WHAT YOU NEED TO DO
Omit all pictures, then print the entries exactly.

EXERCISE INPUTS Start Marker

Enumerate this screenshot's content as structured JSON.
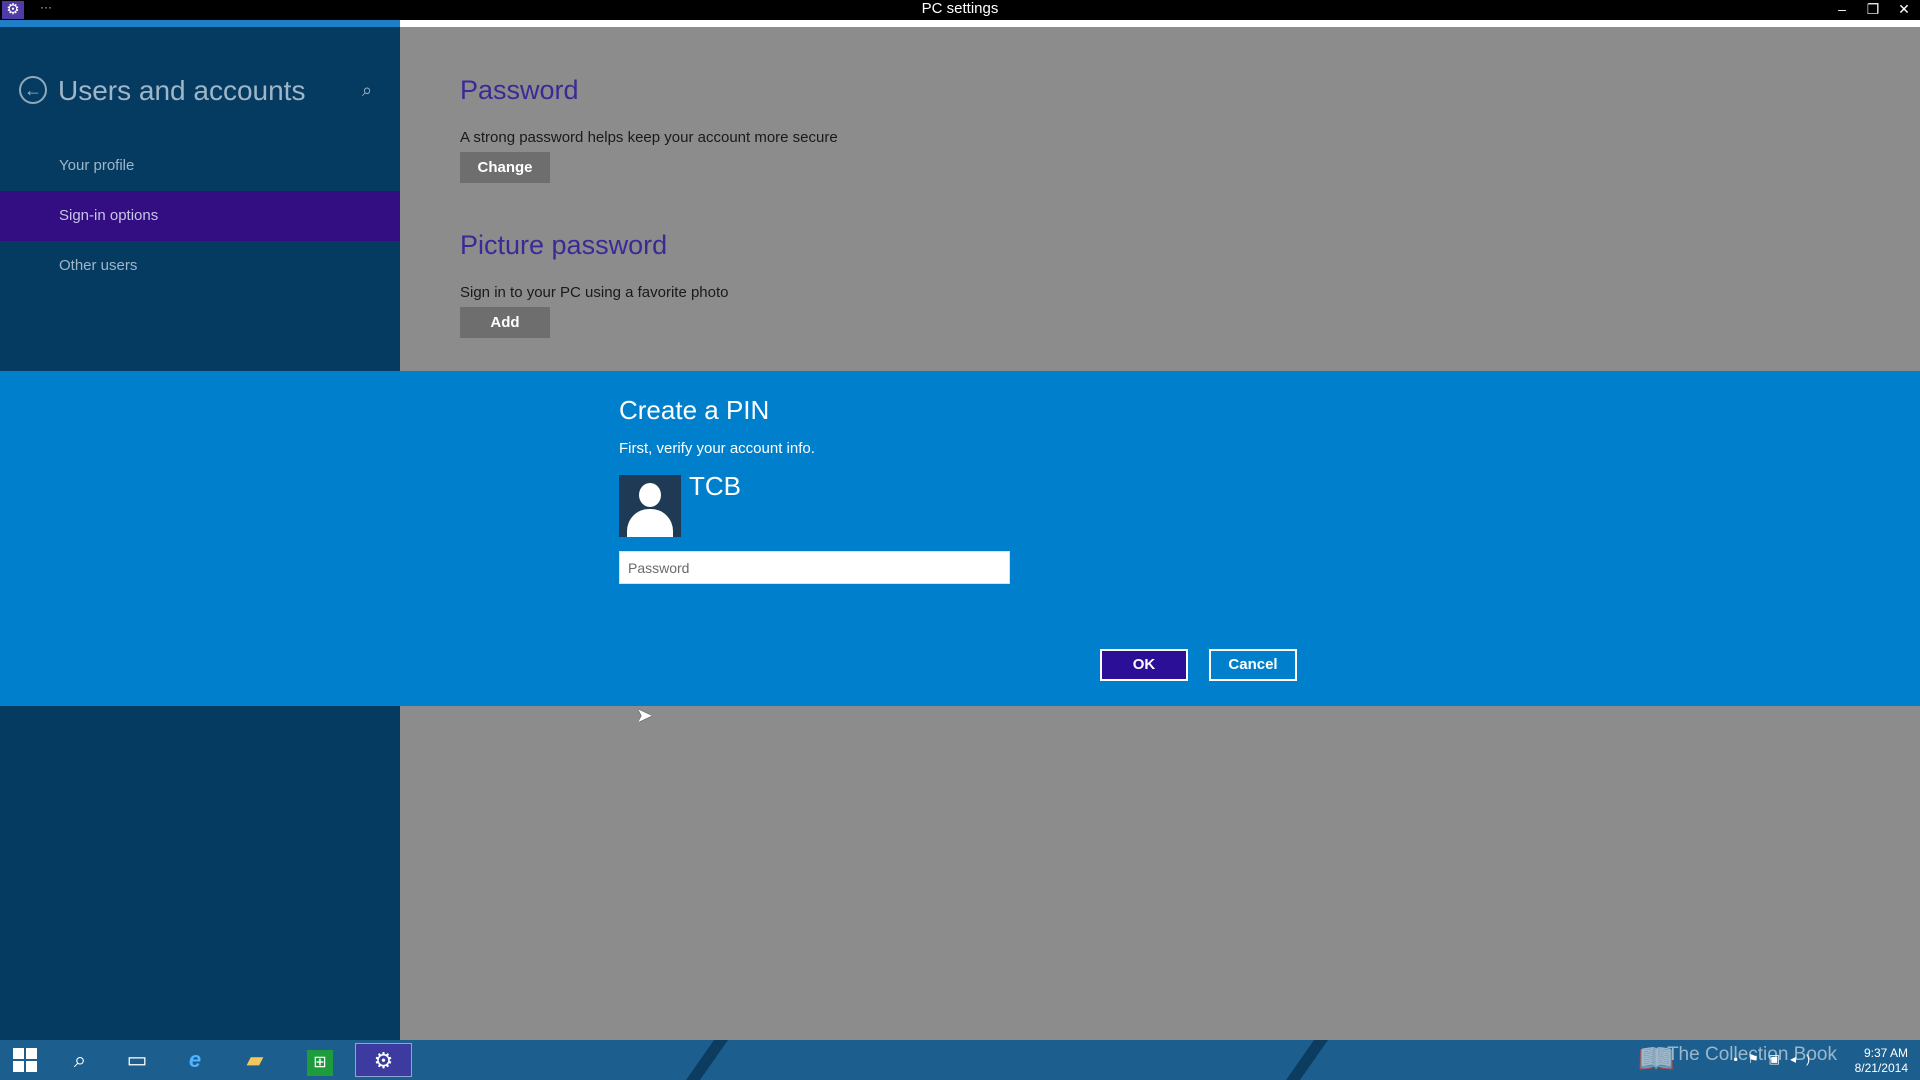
{
  "window": {
    "title": "PC settings",
    "app_icon": "gear-icon",
    "menu_dots": "···",
    "controls": {
      "minimize": "–",
      "restore": "❐",
      "close": "✕"
    }
  },
  "sidebar": {
    "title": "Users and accounts",
    "back_icon": "back-arrow-icon",
    "search_icon": "search-icon",
    "items": [
      {
        "label": "Your profile",
        "selected": false
      },
      {
        "label": "Sign-in options",
        "selected": true
      },
      {
        "label": "Other users",
        "selected": false
      }
    ]
  },
  "main": {
    "password": {
      "title": "Password",
      "desc": "A strong password helps keep your account more secure",
      "button": "Change"
    },
    "picture_password": {
      "title": "Picture password",
      "desc": "Sign in to your PC using a favorite photo",
      "button": "Add"
    }
  },
  "dialog": {
    "title": "Create a PIN",
    "subtitle": "First, verify your account info.",
    "user_name": "TCB",
    "avatar_icon": "user-avatar-icon",
    "password_placeholder": "Password",
    "password_value": "",
    "ok_label": "OK",
    "cancel_label": "Cancel"
  },
  "taskbar": {
    "items": [
      {
        "name": "start-button",
        "icon": "windows-logo-icon"
      },
      {
        "name": "search-button",
        "icon": "search-icon"
      },
      {
        "name": "task-view-button",
        "icon": "task-view-icon"
      },
      {
        "name": "internet-explorer-button",
        "icon": "ie-icon"
      },
      {
        "name": "file-explorer-button",
        "icon": "folder-icon"
      },
      {
        "name": "store-button",
        "icon": "store-icon"
      },
      {
        "name": "pc-settings-button",
        "icon": "gear-icon",
        "active": true
      }
    ],
    "watermark": "The Collection Book",
    "time": "9:37 AM",
    "date": "8/21/2014"
  },
  "colors": {
    "sidebar_bg": "#063b61",
    "main_bg": "#8c8c8c",
    "selected_item_bg": "#330e83",
    "dialog_bg": "#0080cc",
    "ok_button_bg": "#2b0f97",
    "section_title": "#3b2a96",
    "taskbar_bg": "#1c5f8e"
  }
}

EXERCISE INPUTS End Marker

ANSWER TO THIS TASK
Enumerate this screenshot's content as structured JSON.
{
  "window": {
    "title": "PC settings",
    "app_icon": "gear-icon",
    "menu_dots": "···",
    "controls": {
      "minimize": "–",
      "restore": "❐",
      "close": "✕"
    }
  },
  "sidebar": {
    "title": "Users and accounts",
    "back_icon": "back-arrow-icon",
    "search_icon": "search-icon",
    "items": [
      {
        "label": "Your profile",
        "selected": false
      },
      {
        "label": "Sign-in options",
        "selected": true
      },
      {
        "label": "Other users",
        "selected": false
      }
    ]
  },
  "main": {
    "password": {
      "title": "Password",
      "desc": "A strong password helps keep your account more secure",
      "button": "Change"
    },
    "picture_password": {
      "title": "Picture password",
      "desc": "Sign in to your PC using a favorite photo",
      "button": "Add"
    }
  },
  "dialog": {
    "title": "Create a PIN",
    "subtitle": "First, verify your account info.",
    "user_name": "TCB",
    "avatar_icon": "user-avatar-icon",
    "password_placeholder": "Password",
    "password_value": "",
    "ok_label": "OK",
    "cancel_label": "Cancel"
  },
  "taskbar": {
    "items": [
      {
        "name": "start-button",
        "icon": "windows-logo-icon"
      },
      {
        "name": "search-button",
        "icon": "search-icon"
      },
      {
        "name": "task-view-button",
        "icon": "task-view-icon"
      },
      {
        "name": "internet-explorer-button",
        "icon": "ie-icon"
      },
      {
        "name": "file-explorer-button",
        "icon": "folder-icon"
      },
      {
        "name": "store-button",
        "icon": "store-icon"
      },
      {
        "name": "pc-settings-button",
        "icon": "gear-icon",
        "active": true
      }
    ],
    "watermark": "The Collection Book",
    "time": "9:37 AM",
    "date": "8/21/2014"
  },
  "colors": {
    "sidebar_bg": "#063b61",
    "main_bg": "#8c8c8c",
    "selected_item_bg": "#330e83",
    "dialog_bg": "#0080cc",
    "ok_button_bg": "#2b0f97",
    "section_title": "#3b2a96",
    "taskbar_bg": "#1c5f8e"
  }
}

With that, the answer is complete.